RECORDS FOR PROCESSING:
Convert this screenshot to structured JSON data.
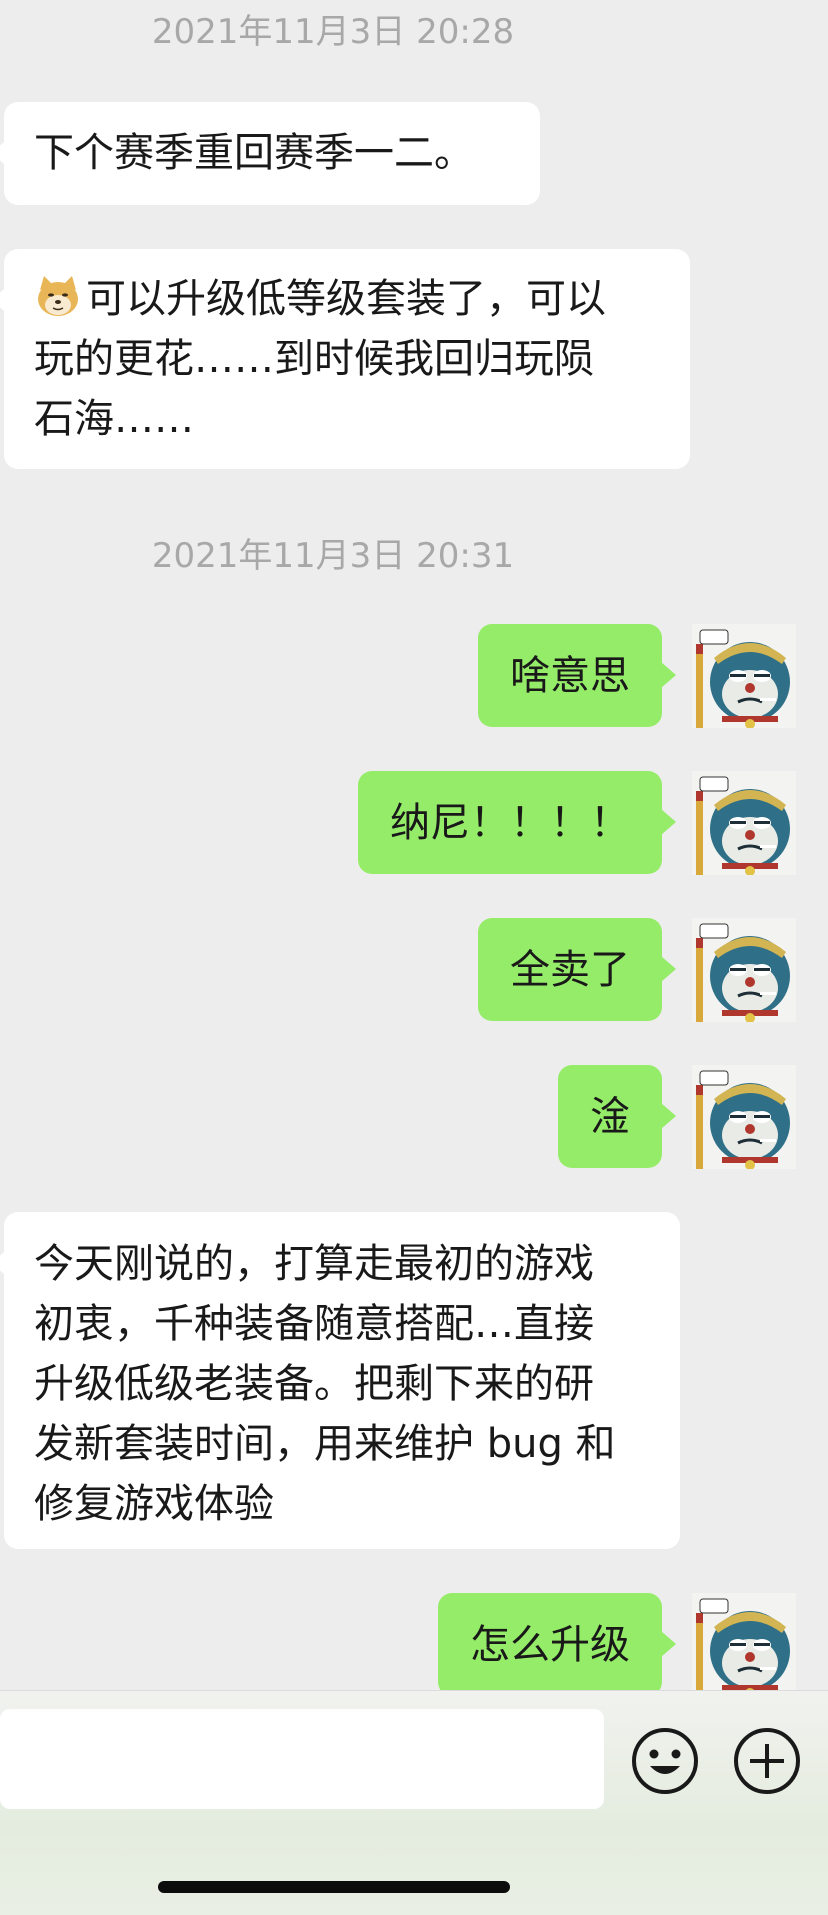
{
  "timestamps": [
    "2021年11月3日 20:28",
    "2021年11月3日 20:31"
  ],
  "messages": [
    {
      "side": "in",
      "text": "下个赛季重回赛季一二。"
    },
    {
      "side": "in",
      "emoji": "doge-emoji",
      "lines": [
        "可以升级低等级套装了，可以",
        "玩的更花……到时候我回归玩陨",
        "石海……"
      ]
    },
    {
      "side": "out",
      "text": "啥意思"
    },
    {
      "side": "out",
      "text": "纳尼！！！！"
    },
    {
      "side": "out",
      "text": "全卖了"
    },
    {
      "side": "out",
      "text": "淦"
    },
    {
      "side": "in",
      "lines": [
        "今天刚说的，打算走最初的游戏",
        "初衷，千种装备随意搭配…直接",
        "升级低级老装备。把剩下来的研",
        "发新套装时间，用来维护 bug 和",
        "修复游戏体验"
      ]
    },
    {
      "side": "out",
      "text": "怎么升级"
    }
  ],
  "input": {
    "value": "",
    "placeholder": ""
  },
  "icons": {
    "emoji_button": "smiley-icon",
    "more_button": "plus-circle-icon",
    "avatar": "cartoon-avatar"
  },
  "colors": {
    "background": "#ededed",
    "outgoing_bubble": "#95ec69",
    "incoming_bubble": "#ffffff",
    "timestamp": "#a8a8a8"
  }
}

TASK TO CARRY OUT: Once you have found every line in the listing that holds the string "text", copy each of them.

RESPONSE TO THIS TASK:
      "text": "下个赛季重回赛季一二。"
      "text": "啥意思"
      "text": "纳尼！！！！"
      "text": "全卖了"
      "text": "淦"
      "text": "怎么升级"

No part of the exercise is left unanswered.